The three women suffered "tremendous emotional distress," as well as physical and emotional pain, from years of working in a "toxic, degrading and humiliating environment," according to the claims.
Ferguson was the target of harassment for 8 ½ years while working for Provenzo and Mahlum, according to her claim.
She alleges Provenzo yelled, screamed and spit on her; discussed the size of her breasts; directed other detectives to walk by to look at her breasts; and singled her out for criticism in front of peers.
She also was threatened with retaliation if she spoke out against Provenzo, including threats to demote her, send her back to patrol duties or assign her to a different precinct, according to her claim.
Luitgaarden's claim alleges that for more than a decade she suffered from harassment while working for Jutilla, Provenzo and Mahlum.
Under Jutilla, Luitgaarden was singled out for unfair treatment, verbal abuse and retaliation for purported acts of insubordination, according to the claim.

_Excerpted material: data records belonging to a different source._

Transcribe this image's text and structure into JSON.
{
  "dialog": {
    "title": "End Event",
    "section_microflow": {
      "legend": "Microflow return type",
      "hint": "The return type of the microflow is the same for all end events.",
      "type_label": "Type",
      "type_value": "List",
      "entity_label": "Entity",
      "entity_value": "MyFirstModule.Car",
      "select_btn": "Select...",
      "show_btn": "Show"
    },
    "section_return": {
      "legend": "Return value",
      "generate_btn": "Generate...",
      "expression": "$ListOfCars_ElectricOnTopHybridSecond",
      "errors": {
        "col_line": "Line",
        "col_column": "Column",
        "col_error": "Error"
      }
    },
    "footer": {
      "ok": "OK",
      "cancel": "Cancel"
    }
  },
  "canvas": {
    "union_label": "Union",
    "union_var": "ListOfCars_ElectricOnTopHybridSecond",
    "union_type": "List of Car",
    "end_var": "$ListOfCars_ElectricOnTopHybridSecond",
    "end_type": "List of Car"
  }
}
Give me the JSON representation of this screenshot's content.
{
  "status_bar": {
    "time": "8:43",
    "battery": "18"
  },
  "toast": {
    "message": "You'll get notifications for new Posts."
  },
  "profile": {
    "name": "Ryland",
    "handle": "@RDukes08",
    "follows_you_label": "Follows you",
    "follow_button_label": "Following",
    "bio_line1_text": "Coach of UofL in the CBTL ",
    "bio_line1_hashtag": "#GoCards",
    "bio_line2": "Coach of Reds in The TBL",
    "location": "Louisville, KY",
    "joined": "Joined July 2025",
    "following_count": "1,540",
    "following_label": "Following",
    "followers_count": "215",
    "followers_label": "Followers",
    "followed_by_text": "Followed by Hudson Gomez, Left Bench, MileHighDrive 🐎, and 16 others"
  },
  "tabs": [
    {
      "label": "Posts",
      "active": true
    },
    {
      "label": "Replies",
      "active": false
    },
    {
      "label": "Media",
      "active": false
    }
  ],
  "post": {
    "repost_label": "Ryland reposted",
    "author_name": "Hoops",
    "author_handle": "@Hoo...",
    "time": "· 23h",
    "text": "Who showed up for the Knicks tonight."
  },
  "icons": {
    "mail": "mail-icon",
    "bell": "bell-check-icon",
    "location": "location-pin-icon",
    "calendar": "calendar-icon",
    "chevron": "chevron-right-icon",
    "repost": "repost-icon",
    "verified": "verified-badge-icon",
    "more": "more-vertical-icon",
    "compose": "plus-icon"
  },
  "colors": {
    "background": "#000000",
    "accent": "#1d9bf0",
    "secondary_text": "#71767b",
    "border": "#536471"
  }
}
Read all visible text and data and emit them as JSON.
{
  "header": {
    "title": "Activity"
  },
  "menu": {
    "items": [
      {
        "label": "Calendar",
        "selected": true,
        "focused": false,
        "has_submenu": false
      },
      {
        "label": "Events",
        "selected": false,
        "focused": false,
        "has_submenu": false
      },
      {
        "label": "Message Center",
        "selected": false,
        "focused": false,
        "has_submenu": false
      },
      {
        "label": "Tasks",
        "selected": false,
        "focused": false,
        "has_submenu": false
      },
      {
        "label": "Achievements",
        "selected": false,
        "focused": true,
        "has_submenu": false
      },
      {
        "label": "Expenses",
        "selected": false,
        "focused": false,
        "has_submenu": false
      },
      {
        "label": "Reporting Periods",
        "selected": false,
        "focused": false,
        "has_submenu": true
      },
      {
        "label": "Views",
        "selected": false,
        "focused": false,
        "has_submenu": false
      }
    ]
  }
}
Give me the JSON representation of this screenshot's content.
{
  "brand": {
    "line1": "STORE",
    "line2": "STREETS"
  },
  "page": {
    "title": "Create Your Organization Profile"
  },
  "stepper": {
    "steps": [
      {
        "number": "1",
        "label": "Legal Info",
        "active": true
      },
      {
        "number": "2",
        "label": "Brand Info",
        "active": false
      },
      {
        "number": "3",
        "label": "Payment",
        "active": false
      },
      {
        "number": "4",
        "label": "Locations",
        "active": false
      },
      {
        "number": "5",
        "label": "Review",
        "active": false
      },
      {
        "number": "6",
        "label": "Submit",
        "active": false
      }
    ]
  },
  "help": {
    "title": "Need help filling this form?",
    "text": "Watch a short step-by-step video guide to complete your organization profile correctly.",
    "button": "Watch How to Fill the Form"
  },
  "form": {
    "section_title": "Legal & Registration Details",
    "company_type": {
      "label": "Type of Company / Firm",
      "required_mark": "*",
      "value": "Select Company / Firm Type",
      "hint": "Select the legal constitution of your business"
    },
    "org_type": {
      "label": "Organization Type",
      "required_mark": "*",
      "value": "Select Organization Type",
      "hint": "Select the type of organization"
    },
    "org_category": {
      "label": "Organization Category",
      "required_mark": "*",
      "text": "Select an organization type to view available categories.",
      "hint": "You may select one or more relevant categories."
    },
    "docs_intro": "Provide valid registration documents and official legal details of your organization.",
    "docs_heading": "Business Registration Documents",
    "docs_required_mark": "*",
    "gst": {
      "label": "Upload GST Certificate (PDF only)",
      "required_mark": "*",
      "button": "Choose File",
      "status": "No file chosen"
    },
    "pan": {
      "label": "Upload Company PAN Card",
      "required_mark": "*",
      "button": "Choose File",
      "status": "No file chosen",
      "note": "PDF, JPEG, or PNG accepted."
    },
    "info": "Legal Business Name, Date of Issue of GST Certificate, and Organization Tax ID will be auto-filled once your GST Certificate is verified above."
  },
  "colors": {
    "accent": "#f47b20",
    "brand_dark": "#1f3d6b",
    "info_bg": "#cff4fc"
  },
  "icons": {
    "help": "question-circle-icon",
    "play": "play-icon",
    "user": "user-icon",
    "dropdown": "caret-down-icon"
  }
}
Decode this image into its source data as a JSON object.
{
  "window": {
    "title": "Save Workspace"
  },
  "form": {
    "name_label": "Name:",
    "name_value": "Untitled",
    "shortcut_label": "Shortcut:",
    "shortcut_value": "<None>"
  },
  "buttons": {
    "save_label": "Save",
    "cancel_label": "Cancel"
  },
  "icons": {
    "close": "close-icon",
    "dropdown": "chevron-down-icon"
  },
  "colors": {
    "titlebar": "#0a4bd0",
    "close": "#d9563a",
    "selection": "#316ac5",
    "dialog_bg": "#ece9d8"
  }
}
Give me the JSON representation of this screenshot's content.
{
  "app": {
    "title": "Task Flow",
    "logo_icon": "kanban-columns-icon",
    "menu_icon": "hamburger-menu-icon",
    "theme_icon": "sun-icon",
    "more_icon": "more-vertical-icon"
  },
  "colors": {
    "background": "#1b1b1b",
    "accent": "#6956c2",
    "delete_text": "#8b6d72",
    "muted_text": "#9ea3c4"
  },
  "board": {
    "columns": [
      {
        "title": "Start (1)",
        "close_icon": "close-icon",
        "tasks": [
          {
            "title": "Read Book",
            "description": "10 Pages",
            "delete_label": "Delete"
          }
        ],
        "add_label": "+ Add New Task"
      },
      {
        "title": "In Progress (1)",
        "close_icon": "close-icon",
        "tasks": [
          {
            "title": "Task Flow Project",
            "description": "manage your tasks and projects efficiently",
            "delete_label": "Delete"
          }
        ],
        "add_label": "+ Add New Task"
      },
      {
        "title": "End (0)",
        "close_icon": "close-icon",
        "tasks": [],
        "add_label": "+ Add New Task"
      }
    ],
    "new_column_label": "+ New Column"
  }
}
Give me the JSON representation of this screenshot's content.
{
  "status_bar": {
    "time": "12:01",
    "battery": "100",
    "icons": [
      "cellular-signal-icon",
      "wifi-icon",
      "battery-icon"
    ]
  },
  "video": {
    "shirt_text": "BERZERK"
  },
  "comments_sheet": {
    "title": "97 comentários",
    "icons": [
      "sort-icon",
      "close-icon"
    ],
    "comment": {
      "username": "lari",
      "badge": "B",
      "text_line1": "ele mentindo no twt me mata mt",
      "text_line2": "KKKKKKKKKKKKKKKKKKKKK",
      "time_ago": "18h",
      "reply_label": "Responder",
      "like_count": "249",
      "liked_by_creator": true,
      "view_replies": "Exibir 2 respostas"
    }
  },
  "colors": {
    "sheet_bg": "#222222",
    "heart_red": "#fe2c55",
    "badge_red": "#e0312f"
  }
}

While working for Provenzo and Mahlum, she endured verbal abuse, including yelling and screaming directed at her in front of peers and openly discussing and comparing the size of her buttocks in front of colleagues, her claim alleges.
Her telephone calls were referred to as a "call from my wife," degrading her status as a veteran detective, according to the claim. It was Provenzo who used that phrase, according to Kays, the attorney for the women.
Luitgaarden was threatened with retaliation if she spoke out against Provenzo, including the possibility of being returned to patrol or assigned to a different precinct, her claim alleges.
Jutilla worked as a sergeant in the Special Assault Unit until about nine years ago, Kays said. He moved up the ranks in the Sheriff's Office, and Strachan named him chief deputy in April.
Provenzo was recently transferred out of the unit, Kays said. A source in the Sheriff's Office confirmed the move. Provenzo could not be reached Thursday for comment.
Mahlum still works in the unit.
Priebe-Olson alleges she was the victim of nine years of harassment that occurred under the supervision of Provenzo and Mahlum, including repeated acts of verbal abuse and yelling and screaming in front of peers.
In addition, she witnessed Provenzo discussing Luitgaarden's buttocks and Ferguson's breasts and his other harassing behavior toward them, according to her claim.
After telling Provenzo his conduct was "inappropriate," Priebe-Olson received threats of retaliation, her claim alleges.
Four men working under Provenzo and Mahlum were not targets of the abuse and harassment, the claims say.
The county has 60 days from the time the claims were filed to reach a settlement with the detectives or a lawsuit will be immediately filed after the deadline, Kays said.
Steve Miletich: 206-464-3302 or email@example.com
A story published Sept. 27, 2012, was corrected on January 18, 2013. A previous version of this story incorrectly described the King County Sheriff's Special Assault Unit.